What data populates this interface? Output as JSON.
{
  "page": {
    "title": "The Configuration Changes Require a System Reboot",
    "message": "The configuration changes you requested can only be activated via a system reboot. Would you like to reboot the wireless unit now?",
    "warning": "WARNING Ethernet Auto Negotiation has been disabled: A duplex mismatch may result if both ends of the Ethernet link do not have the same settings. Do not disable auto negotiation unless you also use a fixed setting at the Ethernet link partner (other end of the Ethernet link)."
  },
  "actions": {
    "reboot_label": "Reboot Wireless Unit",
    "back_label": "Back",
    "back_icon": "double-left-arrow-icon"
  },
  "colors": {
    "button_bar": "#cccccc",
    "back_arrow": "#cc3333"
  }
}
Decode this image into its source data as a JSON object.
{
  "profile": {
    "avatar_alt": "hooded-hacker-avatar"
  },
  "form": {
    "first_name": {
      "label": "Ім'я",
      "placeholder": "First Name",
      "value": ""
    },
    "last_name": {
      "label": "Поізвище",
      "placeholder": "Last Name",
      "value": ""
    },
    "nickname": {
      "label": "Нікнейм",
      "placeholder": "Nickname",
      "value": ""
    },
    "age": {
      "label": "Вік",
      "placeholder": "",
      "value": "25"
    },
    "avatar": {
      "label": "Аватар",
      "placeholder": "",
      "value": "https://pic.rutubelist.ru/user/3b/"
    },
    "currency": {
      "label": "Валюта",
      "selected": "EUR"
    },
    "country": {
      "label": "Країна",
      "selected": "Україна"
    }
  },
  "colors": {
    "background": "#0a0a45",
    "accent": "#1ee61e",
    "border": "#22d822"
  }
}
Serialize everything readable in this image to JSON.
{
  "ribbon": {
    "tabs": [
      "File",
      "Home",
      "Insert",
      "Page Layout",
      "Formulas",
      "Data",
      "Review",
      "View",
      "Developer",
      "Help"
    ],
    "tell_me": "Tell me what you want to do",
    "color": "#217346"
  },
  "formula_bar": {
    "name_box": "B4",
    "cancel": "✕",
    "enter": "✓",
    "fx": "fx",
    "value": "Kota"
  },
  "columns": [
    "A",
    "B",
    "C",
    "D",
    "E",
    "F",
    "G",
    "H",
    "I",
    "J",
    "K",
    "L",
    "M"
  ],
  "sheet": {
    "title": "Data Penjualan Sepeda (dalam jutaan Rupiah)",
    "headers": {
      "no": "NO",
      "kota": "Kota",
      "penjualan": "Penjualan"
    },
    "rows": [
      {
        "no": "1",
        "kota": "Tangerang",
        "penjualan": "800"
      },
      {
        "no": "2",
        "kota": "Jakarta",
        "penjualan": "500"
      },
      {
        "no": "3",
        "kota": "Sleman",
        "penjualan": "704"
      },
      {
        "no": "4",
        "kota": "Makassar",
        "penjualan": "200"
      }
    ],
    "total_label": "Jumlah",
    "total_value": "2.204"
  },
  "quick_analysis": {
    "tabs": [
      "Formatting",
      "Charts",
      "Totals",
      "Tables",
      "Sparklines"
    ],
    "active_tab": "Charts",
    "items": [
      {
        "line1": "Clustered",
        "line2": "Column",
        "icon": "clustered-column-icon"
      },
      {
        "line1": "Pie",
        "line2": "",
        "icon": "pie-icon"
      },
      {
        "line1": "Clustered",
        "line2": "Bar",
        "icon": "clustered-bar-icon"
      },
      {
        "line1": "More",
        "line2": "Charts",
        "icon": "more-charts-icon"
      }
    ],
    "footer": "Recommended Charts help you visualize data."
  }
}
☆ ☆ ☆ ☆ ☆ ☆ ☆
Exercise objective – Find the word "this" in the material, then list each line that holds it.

Written response –
What data populates this interface? Output as JSON.
Decode this image into its source data as a JSON object.
Serialize everything readable in this image to JSON.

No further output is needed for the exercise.